[How to complete this task]:
Return the data that follows, keeping every word and mark unchanged.

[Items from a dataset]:
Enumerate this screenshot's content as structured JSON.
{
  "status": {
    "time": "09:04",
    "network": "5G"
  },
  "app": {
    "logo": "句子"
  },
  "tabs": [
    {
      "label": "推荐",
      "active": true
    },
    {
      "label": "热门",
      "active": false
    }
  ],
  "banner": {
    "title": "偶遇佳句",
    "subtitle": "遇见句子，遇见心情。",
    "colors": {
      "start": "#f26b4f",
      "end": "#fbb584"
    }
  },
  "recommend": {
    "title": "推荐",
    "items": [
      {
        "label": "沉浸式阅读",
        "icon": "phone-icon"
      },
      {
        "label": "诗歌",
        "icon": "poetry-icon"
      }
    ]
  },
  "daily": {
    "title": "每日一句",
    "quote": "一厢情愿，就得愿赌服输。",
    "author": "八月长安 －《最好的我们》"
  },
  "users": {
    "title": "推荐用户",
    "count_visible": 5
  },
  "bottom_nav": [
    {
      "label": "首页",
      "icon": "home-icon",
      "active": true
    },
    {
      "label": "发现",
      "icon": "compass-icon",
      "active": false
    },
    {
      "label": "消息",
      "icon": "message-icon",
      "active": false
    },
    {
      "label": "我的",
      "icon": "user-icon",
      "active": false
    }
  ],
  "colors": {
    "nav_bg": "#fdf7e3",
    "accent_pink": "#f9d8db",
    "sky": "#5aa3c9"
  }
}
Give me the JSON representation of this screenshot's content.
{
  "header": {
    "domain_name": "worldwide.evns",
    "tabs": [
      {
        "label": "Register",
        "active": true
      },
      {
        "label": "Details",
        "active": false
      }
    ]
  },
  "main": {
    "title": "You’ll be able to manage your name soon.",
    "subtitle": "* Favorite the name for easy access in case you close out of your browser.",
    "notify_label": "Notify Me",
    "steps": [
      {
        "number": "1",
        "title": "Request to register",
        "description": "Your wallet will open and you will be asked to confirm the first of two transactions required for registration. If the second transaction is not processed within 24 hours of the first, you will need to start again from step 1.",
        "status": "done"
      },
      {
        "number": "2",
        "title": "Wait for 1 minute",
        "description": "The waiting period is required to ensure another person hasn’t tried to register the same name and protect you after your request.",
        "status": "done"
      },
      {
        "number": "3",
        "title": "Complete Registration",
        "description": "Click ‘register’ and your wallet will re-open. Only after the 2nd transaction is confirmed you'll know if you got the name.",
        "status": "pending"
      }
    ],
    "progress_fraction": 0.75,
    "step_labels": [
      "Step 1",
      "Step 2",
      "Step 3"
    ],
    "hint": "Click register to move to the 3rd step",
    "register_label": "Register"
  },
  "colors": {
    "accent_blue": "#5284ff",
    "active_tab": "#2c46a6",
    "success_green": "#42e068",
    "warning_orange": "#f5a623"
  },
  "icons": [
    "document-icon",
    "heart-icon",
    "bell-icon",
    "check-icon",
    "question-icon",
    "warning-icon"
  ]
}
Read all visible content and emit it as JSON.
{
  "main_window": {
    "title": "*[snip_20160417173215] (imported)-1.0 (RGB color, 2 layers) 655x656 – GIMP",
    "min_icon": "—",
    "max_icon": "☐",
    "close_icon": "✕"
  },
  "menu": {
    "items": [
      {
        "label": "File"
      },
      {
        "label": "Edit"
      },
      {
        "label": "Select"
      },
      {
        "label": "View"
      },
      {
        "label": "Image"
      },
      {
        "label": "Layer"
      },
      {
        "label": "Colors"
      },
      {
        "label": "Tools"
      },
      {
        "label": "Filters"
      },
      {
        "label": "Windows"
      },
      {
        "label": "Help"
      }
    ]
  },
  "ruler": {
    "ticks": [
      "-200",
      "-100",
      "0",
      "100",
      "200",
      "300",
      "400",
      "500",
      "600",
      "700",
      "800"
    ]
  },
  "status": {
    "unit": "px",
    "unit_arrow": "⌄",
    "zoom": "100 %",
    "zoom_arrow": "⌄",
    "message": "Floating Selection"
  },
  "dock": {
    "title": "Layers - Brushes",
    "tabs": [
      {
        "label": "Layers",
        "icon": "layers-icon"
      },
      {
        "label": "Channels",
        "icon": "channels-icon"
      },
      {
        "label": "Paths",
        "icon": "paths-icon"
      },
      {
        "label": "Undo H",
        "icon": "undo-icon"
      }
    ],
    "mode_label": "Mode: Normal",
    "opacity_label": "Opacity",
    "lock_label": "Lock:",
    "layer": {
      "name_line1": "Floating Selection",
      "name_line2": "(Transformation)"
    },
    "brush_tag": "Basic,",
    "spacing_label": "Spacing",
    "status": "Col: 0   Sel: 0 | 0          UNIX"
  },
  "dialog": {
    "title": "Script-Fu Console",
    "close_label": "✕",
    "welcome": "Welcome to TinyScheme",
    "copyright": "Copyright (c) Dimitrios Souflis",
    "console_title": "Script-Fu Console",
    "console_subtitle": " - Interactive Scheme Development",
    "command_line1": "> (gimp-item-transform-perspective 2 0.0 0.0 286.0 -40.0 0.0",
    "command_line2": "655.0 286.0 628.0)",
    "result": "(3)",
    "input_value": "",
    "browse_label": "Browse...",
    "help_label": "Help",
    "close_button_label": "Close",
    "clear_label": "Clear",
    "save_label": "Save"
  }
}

[Solution to the problem]:
Enumerate this screenshot's content as structured JSON.
{
  "status": {
    "time": "09:04",
    "network": "5G"
  },
  "app": {
    "logo": "句子"
  },
  "tabs": [
    {
      "label": "推荐",
      "active": true
    },
    {
      "label": "热门",
      "active": false
    }
  ],
  "banner": {
    "title": "偶遇佳句",
    "subtitle": "遇见句子，遇见心情。",
    "colors": {
      "start": "#f26b4f",
      "end": "#fbb584"
    }
  },
  "recommend": {
    "title": "推荐",
    "items": [
      {
        "label": "沉浸式阅读",
        "icon": "phone-icon"
      },
      {
        "label": "诗歌",
        "icon": "poetry-icon"
      }
    ]
  },
  "daily": {
    "title": "每日一句",
    "quote": "一厢情愿，就得愿赌服输。",
    "author": "八月长安 －《最好的我们》"
  },
  "users": {
    "title": "推荐用户",
    "count_visible": 5
  },
  "bottom_nav": [
    {
      "label": "首页",
      "icon": "home-icon",
      "active": true
    },
    {
      "label": "发现",
      "icon": "compass-icon",
      "active": false
    },
    {
      "label": "消息",
      "icon": "message-icon",
      "active": false
    },
    {
      "label": "我的",
      "icon": "user-icon",
      "active": false
    }
  ],
  "colors": {
    "nav_bg": "#fdf7e3",
    "accent_pink": "#f9d8db",
    "sky": "#5aa3c9"
  }
}
Give me the JSON representation of this screenshot's content.
{
  "header": {
    "domain_name": "worldwide.evns",
    "tabs": [
      {
        "label": "Register",
        "active": true
      },
      {
        "label": "Details",
        "active": false
      }
    ]
  },
  "main": {
    "title": "You’ll be able to manage your name soon.",
    "subtitle": "* Favorite the name for easy access in case you close out of your browser.",
    "notify_label": "Notify Me",
    "steps": [
      {
        "number": "1",
        "title": "Request to register",
        "description": "Your wallet will open and you will be asked to confirm the first of two transactions required for registration. If the second transaction is not processed within 24 hours of the first, you will need to start again from step 1.",
        "status": "done"
      },
      {
        "number": "2",
        "title": "Wait for 1 minute",
        "description": "The waiting period is required to ensure another person hasn’t tried to register the same name and protect you after your request.",
        "status": "done"
      },
      {
        "number": "3",
        "title": "Complete Registration",
        "description": "Click ‘register’ and your wallet will re-open. Only after the 2nd transaction is confirmed you'll know if you got the name.",
        "status": "pending"
      }
    ],
    "progress_fraction": 0.75,
    "step_labels": [
      "Step 1",
      "Step 2",
      "Step 3"
    ],
    "hint": "Click register to move to the 3rd step",
    "register_label": "Register"
  },
  "colors": {
    "accent_blue": "#5284ff",
    "active_tab": "#2c46a6",
    "success_green": "#42e068",
    "warning_orange": "#f5a623"
  },
  "icons": [
    "document-icon",
    "heart-icon",
    "bell-icon",
    "check-icon",
    "question-icon",
    "warning-icon"
  ]
}
Read all visible content and emit it as JSON.
{
  "main_window": {
    "title": "*[snip_20160417173215] (imported)-1.0 (RGB color, 2 layers) 655x656 – GIMP",
    "min_icon": "—",
    "max_icon": "☐",
    "close_icon": "✕"
  },
  "menu": {
    "items": [
      {
        "label": "File"
      },
      {
        "label": "Edit"
      },
      {
        "label": "Select"
      },
      {
        "label": "View"
      },
      {
        "label": "Image"
      },
      {
        "label": "Layer"
      },
      {
        "label": "Colors"
      },
      {
        "label": "Tools"
      },
      {
        "label": "Filters"
      },
      {
        "label": "Windows"
      },
      {
        "label": "Help"
      }
    ]
  },
  "ruler": {
    "ticks": [
      "-200",
      "-100",
      "0",
      "100",
      "200",
      "300",
      "400",
      "500",
      "600",
      "700",
      "800"
    ]
  },
  "status": {
    "unit": "px",
    "unit_arrow": "⌄",
    "zoom": "100 %",
    "zoom_arrow": "⌄",
    "message": "Floating Selection"
  },
  "dock": {
    "title": "Layers - Brushes",
    "tabs": [
      {
        "label": "Layers",
        "icon": "layers-icon"
      },
      {
        "label": "Channels",
        "icon": "channels-icon"
      },
      {
        "label": "Paths",
        "icon": "paths-icon"
      },
      {
        "label": "Undo H",
        "icon": "undo-icon"
      }
    ],
    "mode_label": "Mode: Normal",
    "opacity_label": "Opacity",
    "lock_label": "Lock:",
    "layer": {
      "name_line1": "Floating Selection",
      "name_line2": "(Transformation)"
    },
    "brush_tag": "Basic,",
    "spacing_label": "Spacing",
    "status": "Col: 0   Sel: 0 | 0          UNIX"
  },
  "dialog": {
    "title": "Script-Fu Console",
    "close_label": "✕",
    "welcome": "Welcome to TinyScheme",
    "copyright": "Copyright (c) Dimitrios Souflis",
    "console_title": "Script-Fu Console",
    "console_subtitle": " - Interactive Scheme Development",
    "command_line1": "> (gimp-item-transform-perspective 2 0.0 0.0 286.0 -40.0 0.0",
    "command_line2": "655.0 286.0 628.0)",
    "result": "(3)",
    "input_value": "",
    "browse_label": "Browse...",
    "help_label": "Help",
    "close_button_label": "Close",
    "clear_label": "Clear",
    "save_label": "Save"
  }
}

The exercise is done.